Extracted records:

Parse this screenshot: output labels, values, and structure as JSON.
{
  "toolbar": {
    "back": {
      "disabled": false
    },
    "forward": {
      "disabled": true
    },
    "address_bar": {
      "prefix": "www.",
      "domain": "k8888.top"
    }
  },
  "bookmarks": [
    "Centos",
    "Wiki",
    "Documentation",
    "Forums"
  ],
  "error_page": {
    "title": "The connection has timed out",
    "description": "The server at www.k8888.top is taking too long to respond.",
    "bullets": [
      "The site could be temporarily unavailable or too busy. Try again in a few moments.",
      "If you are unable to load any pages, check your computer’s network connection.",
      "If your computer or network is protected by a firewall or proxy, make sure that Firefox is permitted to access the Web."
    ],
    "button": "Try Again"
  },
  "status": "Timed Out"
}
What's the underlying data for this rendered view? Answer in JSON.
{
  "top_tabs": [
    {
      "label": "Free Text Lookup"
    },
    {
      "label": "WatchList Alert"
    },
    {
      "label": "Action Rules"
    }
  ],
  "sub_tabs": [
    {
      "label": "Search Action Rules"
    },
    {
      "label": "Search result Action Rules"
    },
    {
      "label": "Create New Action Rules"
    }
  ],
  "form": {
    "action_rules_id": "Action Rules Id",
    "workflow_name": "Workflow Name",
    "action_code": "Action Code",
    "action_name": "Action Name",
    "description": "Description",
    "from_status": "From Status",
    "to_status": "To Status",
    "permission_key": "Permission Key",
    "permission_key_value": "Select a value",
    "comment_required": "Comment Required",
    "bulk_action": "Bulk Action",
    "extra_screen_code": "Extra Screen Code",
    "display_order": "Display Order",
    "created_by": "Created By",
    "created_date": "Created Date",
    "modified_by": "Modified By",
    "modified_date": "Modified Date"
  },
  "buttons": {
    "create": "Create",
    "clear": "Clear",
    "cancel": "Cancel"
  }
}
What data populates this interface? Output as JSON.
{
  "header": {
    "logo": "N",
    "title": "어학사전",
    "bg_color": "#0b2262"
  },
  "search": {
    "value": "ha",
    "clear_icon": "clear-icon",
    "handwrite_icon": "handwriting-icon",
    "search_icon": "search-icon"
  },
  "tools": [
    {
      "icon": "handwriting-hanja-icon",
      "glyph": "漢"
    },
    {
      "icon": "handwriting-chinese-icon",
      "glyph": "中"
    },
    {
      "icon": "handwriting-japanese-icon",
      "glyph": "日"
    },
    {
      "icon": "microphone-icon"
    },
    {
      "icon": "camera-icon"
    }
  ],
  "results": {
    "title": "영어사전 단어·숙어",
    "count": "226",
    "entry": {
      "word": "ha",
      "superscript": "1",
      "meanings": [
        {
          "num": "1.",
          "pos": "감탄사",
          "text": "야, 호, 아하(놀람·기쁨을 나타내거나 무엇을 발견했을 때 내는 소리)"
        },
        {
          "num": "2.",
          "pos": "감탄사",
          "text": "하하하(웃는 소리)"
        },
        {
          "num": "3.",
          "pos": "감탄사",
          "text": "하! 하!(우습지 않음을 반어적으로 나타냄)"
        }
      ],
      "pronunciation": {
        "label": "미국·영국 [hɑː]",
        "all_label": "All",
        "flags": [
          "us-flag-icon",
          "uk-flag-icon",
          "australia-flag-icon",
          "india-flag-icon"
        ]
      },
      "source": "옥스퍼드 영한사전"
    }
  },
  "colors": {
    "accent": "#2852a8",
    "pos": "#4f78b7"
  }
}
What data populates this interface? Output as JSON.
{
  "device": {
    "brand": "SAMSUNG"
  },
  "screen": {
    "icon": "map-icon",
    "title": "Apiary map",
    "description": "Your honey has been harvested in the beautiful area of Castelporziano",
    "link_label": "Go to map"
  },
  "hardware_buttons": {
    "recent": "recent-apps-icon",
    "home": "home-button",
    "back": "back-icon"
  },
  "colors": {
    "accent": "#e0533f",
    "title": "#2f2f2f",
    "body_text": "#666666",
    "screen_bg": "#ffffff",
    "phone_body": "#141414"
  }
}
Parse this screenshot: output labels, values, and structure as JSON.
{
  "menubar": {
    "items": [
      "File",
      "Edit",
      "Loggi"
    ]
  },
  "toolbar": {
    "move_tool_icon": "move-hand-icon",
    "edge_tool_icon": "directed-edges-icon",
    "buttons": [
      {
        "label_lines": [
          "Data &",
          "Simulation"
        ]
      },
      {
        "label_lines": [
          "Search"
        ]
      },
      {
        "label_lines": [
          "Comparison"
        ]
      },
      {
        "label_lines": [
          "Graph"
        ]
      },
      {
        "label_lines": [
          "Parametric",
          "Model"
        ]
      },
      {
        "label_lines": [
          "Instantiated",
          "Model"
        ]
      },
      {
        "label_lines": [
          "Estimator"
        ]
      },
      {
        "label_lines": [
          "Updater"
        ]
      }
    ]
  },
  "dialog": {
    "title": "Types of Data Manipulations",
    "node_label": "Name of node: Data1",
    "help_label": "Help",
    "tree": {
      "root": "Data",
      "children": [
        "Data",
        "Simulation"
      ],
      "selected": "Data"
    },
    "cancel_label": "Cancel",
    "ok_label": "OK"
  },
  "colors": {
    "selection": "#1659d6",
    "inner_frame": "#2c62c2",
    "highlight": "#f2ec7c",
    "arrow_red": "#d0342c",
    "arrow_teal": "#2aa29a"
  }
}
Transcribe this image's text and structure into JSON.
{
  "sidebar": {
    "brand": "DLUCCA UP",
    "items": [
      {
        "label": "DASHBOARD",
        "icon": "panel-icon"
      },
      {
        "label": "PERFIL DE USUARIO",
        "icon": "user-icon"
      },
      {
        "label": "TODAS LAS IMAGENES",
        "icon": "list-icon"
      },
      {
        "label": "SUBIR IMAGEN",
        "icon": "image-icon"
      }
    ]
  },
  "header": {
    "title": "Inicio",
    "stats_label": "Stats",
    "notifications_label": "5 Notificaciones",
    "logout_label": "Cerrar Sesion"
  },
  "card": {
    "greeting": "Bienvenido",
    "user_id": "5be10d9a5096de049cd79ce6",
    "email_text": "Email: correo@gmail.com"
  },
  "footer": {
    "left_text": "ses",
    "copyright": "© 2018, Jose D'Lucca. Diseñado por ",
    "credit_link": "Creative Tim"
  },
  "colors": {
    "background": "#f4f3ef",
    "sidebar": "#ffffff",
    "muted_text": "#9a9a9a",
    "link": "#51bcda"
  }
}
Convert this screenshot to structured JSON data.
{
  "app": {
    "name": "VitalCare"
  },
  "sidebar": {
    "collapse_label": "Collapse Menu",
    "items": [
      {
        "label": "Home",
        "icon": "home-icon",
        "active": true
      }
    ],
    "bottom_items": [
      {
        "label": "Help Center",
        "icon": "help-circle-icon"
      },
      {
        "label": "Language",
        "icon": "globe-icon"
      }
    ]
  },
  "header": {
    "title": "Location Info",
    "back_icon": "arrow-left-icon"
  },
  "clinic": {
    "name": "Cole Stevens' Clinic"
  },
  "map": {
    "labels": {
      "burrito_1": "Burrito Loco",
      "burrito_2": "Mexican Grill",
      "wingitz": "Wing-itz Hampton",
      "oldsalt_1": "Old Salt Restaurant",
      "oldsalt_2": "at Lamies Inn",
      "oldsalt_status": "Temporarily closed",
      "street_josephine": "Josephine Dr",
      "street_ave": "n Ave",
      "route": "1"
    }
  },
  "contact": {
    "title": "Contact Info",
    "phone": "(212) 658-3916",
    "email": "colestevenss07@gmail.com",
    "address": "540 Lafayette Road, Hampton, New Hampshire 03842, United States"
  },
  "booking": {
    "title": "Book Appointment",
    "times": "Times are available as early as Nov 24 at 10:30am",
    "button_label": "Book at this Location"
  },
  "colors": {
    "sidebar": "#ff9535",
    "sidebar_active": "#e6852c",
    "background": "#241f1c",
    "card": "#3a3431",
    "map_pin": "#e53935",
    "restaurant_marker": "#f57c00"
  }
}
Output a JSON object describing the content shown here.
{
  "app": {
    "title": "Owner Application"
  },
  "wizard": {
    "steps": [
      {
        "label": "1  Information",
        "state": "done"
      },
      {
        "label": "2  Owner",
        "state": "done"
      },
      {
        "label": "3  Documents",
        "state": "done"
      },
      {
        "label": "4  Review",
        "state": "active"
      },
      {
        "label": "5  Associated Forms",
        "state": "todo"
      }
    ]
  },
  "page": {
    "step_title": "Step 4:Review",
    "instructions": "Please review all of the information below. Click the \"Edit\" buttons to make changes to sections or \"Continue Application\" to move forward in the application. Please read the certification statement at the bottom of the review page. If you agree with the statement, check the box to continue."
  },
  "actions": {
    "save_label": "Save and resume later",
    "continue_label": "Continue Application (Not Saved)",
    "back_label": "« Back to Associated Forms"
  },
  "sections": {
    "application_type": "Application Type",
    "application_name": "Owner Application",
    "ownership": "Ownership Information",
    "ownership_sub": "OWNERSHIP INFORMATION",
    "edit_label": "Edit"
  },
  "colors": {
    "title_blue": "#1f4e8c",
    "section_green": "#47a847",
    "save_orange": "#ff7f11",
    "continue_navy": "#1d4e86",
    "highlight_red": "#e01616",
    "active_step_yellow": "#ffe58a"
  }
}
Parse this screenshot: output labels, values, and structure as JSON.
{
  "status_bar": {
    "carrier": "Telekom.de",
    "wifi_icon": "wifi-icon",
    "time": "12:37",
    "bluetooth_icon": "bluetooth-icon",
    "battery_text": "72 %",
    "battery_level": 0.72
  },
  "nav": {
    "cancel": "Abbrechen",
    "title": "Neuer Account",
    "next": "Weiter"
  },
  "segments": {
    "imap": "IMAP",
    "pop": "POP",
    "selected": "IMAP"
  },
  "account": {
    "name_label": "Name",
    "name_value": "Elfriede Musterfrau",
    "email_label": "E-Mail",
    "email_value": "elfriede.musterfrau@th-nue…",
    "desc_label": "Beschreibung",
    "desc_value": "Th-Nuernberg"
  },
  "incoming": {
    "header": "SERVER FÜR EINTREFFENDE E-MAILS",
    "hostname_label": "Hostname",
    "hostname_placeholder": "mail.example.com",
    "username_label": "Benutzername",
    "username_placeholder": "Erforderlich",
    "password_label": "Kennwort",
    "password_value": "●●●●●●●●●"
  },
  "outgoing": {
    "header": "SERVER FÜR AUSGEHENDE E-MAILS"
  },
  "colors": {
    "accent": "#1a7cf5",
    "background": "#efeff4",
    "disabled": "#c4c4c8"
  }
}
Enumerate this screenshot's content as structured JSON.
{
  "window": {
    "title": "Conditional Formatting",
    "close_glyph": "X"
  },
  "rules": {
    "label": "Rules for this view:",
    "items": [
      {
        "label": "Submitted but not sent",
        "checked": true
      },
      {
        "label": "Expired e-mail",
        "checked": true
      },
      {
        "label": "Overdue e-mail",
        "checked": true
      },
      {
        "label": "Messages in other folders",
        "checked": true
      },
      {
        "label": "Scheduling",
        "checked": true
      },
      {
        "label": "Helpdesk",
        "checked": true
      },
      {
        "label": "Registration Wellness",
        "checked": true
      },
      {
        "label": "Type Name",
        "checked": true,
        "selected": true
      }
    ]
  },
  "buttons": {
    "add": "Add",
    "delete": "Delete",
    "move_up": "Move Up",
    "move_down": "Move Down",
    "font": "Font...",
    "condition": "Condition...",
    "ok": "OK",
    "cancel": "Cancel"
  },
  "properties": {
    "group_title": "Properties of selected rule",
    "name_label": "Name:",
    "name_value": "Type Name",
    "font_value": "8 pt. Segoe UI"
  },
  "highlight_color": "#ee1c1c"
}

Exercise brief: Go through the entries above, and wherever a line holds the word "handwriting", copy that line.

Response:
    "handwrite_icon": "handwriting-icon",
      "icon": "handwriting-hanja-icon",
      "icon": "handwriting-chinese-icon",
      "icon": "handwriting-japanese-icon",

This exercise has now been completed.